List each line of the data in which the string "phone" appears.

Source data
● ● ● ● ● ● ●

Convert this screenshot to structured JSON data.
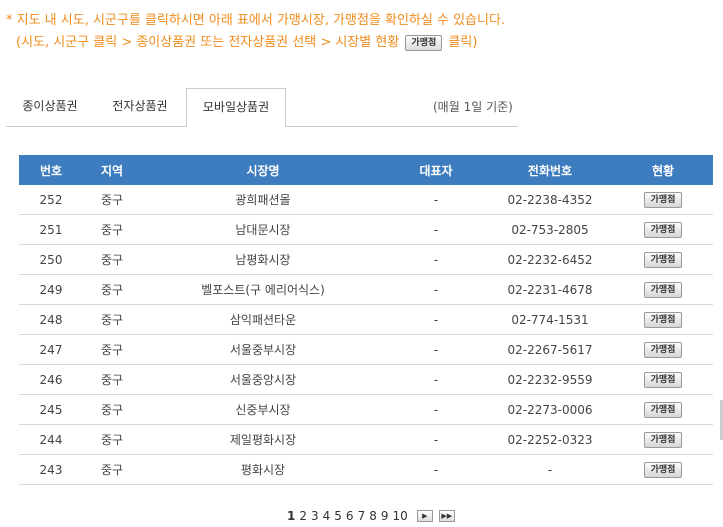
{
  "notice": {
    "line1": "* 지도 내 시도, 시군구를 클릭하시면 아래 표에서 가맹시장, 가맹점을 확인하실 수 있습니다.",
    "line2_prefix": "(시도, 시군구 클릭 > 종이상품권 또는 전자상품권 선택 > 시장별 현황",
    "line2_button": "가맹점",
    "line2_suffix": "클릭)"
  },
  "tabs": [
    {
      "label": "종이상품권"
    },
    {
      "label": "전자상품권"
    },
    {
      "label": "모바일상품권"
    }
  ],
  "basis": "(매월 1일 기준)",
  "table": {
    "headers": [
      "번호",
      "지역",
      "시장명",
      "대표자",
      "전화번호",
      "현황"
    ],
    "rows": [
      {
        "no": "252",
        "region": "중구",
        "market": "광희패션몰",
        "rep": "-",
        "phone": "02-2238-4352",
        "btn": "가맹점"
      },
      {
        "no": "251",
        "region": "중구",
        "market": "남대문시장",
        "rep": "-",
        "phone": "02-753-2805",
        "btn": "가맹점"
      },
      {
        "no": "250",
        "region": "중구",
        "market": "남평화시장",
        "rep": "-",
        "phone": "02-2232-6452",
        "btn": "가맹점"
      },
      {
        "no": "249",
        "region": "중구",
        "market": "벨포스트(구 에리어식스)",
        "rep": "-",
        "phone": "02-2231-4678",
        "btn": "가맹점"
      },
      {
        "no": "248",
        "region": "중구",
        "market": "삼익패션타운",
        "rep": "-",
        "phone": "02-774-1531",
        "btn": "가맹점"
      },
      {
        "no": "247",
        "region": "중구",
        "market": "서울중부시장",
        "rep": "-",
        "phone": "02-2267-5617",
        "btn": "가맹점"
      },
      {
        "no": "246",
        "region": "중구",
        "market": "서울중앙시장",
        "rep": "-",
        "phone": "02-2232-9559",
        "btn": "가맹점"
      },
      {
        "no": "245",
        "region": "중구",
        "market": "신중부시장",
        "rep": "-",
        "phone": "02-2273-0006",
        "btn": "가맹점"
      },
      {
        "no": "244",
        "region": "중구",
        "market": "제일평화시장",
        "rep": "-",
        "phone": "02-2252-0323",
        "btn": "가맹점"
      },
      {
        "no": "243",
        "region": "중구",
        "market": "평화시장",
        "rep": "-",
        "phone": "-",
        "btn": "가맹점"
      }
    ]
  },
  "pagination": {
    "pages": [
      "1",
      "2",
      "3",
      "4",
      "5",
      "6",
      "7",
      "8",
      "9",
      "10"
    ],
    "current": "1",
    "next_icon": "▶",
    "last_icon": "▶▶"
  },
  "colors": {
    "notice": "#f08c1e",
    "header_bg": "#3d7cbe"
  }
}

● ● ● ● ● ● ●

## SOLUTION FOR THIS PROBLEM:
        "phone": "02-2238-4352",
        "phone": "02-753-2805",
        "phone": "02-2232-6452",
        "phone": "02-2231-4678",
        "phone": "02-774-1531",
        "phone": "02-2267-5617",
        "phone": "02-2232-9559",
        "phone": "02-2273-0006",
        "phone": "02-2252-0323",
        "phone": "-",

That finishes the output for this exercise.